Tim O'Connor
 


Early 1950's is when they were introduced. This is a 1955 photo.

The upright antenna is almost invisible - just a "whip" antenna.

Sorry Jeff but antennas were sometimes transported in freight cars, so this is a cargo commodity we're talking about. :-D



On 11/4/2020 6:08 PM, mark_landgraf via groups.io wrote:
The answer is the mid 1960s

They are still manufactured by Antenna Specialist model ASP-16. It's 11.4 inches tall. It currently sells for $293. 

Looking in the Diesel Spotters Guide the GP-18 in 1963 had one. 

U25B and U28C manufactured in the mid 1960s had them. 

Mark Landgraf


On Wed, Nov 4, 2020 at 5:48 PM, Nelson Moyer

While setting up my new Athearn CB&Q GP-7 241, I noticed a firecracker antenna on the roof. Athearn’s CB&Q GP-7 218 doesn’t have one. What year were firecracker antennas introduced? My F units with antennas all have wagon wheels, so I’m trying to avoid anachronisms. I have photos of #241 with and without the firecracker antenna, but I don’t have any information about when it was installed. The side sill strips are red and yellow before Scotchlite safety stipes were used. One of my 241 photos also has a GP-30 I Chinese Red and Gray, if that helps date the firecracker.

 

Nelson Moyer



--
Tim O'Connor
Sterling, Massachusetts


Nelson Moyer
 

Thanks, Tim. Sounds like I need to check the delivery dates for the late Q road numbers to see if they might have come with antennas, though of course the railroad could have installed them after purchase. There’s a great two part Burlington Bulletin on the SD 7s and 9s, but for some reason the GPs haven’t been exhaustively covered in bulletins, so most of the modeling information about the GPs has to come from photos.

 

Nelson Moyer

 

From: main@RealSTMFC.groups.io [mailto:main@RealSTMFC.groups.io] On Behalf Of Tim O'Connor
Sent: Friday, November 06, 2020 8:53 AM
To: main@RealSTMFC.groups.io
Subject: Re: [RealSTMFC] Firecracker Antennas (as freight)

 


Early 1950's is when they were introduced. This is a 1955 photo.

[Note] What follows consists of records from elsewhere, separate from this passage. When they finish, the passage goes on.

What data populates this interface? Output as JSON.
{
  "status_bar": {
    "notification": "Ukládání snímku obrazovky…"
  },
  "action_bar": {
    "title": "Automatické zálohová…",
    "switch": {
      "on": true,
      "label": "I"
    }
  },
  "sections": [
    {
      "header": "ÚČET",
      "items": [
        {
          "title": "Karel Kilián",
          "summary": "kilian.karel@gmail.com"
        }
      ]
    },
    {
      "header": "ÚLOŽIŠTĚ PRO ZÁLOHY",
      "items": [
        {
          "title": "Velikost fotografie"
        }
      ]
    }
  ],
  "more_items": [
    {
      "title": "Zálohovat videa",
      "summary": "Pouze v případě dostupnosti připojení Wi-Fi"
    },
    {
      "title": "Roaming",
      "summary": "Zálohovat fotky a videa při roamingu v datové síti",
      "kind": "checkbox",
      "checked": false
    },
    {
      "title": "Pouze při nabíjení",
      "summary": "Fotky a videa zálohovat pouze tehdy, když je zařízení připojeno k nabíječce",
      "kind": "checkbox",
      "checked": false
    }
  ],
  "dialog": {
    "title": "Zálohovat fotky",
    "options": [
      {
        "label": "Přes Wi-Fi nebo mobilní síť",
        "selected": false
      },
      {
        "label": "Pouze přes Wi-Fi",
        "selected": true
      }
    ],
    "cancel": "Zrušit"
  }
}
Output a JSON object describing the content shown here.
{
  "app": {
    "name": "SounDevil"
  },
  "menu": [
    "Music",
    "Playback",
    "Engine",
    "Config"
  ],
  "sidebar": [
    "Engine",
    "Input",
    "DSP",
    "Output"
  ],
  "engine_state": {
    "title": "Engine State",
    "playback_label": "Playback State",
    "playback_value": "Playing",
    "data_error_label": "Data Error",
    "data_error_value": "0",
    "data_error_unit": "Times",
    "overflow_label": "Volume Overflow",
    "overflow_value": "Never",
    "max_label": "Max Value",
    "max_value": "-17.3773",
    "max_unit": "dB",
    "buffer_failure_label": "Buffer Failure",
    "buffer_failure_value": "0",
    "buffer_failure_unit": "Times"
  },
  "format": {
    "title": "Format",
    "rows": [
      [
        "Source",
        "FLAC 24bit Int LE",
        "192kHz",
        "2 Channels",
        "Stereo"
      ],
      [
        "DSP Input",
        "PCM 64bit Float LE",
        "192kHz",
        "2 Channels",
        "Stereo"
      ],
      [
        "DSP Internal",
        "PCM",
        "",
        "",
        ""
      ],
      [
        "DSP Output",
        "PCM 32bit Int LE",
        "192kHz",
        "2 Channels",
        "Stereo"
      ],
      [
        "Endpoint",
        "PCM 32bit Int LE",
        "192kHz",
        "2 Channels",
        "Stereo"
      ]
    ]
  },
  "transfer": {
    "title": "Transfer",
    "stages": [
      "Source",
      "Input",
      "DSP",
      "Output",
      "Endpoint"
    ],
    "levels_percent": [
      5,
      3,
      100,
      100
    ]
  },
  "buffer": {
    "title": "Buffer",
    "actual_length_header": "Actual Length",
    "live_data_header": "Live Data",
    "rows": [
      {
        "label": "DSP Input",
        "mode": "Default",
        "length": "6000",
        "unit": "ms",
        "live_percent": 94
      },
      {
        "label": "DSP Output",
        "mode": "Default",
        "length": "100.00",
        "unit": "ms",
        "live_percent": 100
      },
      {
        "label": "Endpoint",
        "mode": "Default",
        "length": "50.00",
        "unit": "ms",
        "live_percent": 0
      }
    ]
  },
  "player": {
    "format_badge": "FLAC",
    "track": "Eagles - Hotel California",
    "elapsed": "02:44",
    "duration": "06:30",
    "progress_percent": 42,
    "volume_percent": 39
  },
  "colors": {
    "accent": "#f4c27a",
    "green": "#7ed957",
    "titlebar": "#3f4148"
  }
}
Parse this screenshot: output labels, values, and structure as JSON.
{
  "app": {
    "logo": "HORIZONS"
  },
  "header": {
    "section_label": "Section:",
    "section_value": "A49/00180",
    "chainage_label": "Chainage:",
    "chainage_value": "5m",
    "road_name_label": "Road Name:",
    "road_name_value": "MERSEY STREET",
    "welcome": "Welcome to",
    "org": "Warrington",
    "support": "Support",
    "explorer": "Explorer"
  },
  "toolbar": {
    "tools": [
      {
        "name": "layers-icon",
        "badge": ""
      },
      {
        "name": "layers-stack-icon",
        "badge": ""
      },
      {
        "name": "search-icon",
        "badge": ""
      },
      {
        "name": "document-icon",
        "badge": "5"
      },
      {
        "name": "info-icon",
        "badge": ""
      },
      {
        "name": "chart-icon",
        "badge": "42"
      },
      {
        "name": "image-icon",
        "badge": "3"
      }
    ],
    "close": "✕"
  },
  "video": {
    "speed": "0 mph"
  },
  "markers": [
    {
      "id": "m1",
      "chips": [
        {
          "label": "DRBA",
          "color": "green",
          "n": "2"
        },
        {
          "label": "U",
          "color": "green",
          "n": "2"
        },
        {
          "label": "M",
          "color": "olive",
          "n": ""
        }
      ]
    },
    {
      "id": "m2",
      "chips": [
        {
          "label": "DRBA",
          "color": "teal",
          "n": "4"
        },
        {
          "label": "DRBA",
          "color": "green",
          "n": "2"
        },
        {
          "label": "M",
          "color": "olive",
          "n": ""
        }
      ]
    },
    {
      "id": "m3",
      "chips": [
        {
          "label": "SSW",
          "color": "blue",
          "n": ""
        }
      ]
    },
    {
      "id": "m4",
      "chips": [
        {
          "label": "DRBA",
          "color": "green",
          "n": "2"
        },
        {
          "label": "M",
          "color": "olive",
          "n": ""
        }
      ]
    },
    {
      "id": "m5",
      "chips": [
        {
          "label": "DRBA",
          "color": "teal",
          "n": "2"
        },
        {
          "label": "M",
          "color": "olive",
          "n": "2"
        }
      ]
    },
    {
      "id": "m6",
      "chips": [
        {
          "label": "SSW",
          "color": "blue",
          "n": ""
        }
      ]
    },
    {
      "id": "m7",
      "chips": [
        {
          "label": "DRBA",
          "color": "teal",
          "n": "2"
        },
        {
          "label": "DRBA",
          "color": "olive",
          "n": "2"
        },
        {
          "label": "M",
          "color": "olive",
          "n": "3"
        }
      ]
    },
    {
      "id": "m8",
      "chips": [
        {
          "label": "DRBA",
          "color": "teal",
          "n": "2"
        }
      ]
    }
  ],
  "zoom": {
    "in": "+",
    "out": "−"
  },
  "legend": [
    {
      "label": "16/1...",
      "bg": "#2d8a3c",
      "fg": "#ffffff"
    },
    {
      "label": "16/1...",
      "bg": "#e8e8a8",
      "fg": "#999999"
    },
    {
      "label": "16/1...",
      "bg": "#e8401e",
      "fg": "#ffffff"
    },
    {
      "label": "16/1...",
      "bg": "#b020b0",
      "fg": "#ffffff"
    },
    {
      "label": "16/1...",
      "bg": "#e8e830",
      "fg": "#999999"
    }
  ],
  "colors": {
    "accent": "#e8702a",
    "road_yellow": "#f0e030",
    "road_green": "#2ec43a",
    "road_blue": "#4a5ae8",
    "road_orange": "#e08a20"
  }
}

The upright antenna is almost invisible - just a "whip" antenna.

Sorry Jeff but antennas were sometimes transported in freight cars, so this is a cargo commodity we're talking about. :-D



On 11/4/2020 6:08 PM, mark_landgraf via groups.io wrote:

The answer is the mid 1960s

 

They are still manufactured by Antenna Specialist model ASP-16. It's 11.4 inches tall. It currently sells for $293. 

 

Looking in the Diesel Spotters Guide the GP-18 in 1963 had one. 

 

U25B and U28C manufactured in the mid 1960s had them. 

 

Mark Landgraf

On Wed, Nov 4, 2020 at 5:48 PM, Nelson Moyer

<npmoyer@...> wrote:

While setting up my new Athearn CB&Q GP-7 241, I noticed a firecracker antenna on the roof. Athearn’s CB&Q GP-7 218 doesn’t have one. What year were firecracker antennas introduced? My F units with antennas all have wagon wheels, so I’m trying to avoid anachronisms. I have photos of #241 with and without the firecracker antenna, but I don’t have any information about when it was installed. The side sill strips are red and yellow before Scotchlite safety stipes were used. One of my 241 photos also has a GP-30 I Chinese Red and Gray, if that helps date the firecracker.

 

Nelson Moyer

 


--
Tim O'Connor
Sterling, Massachusetts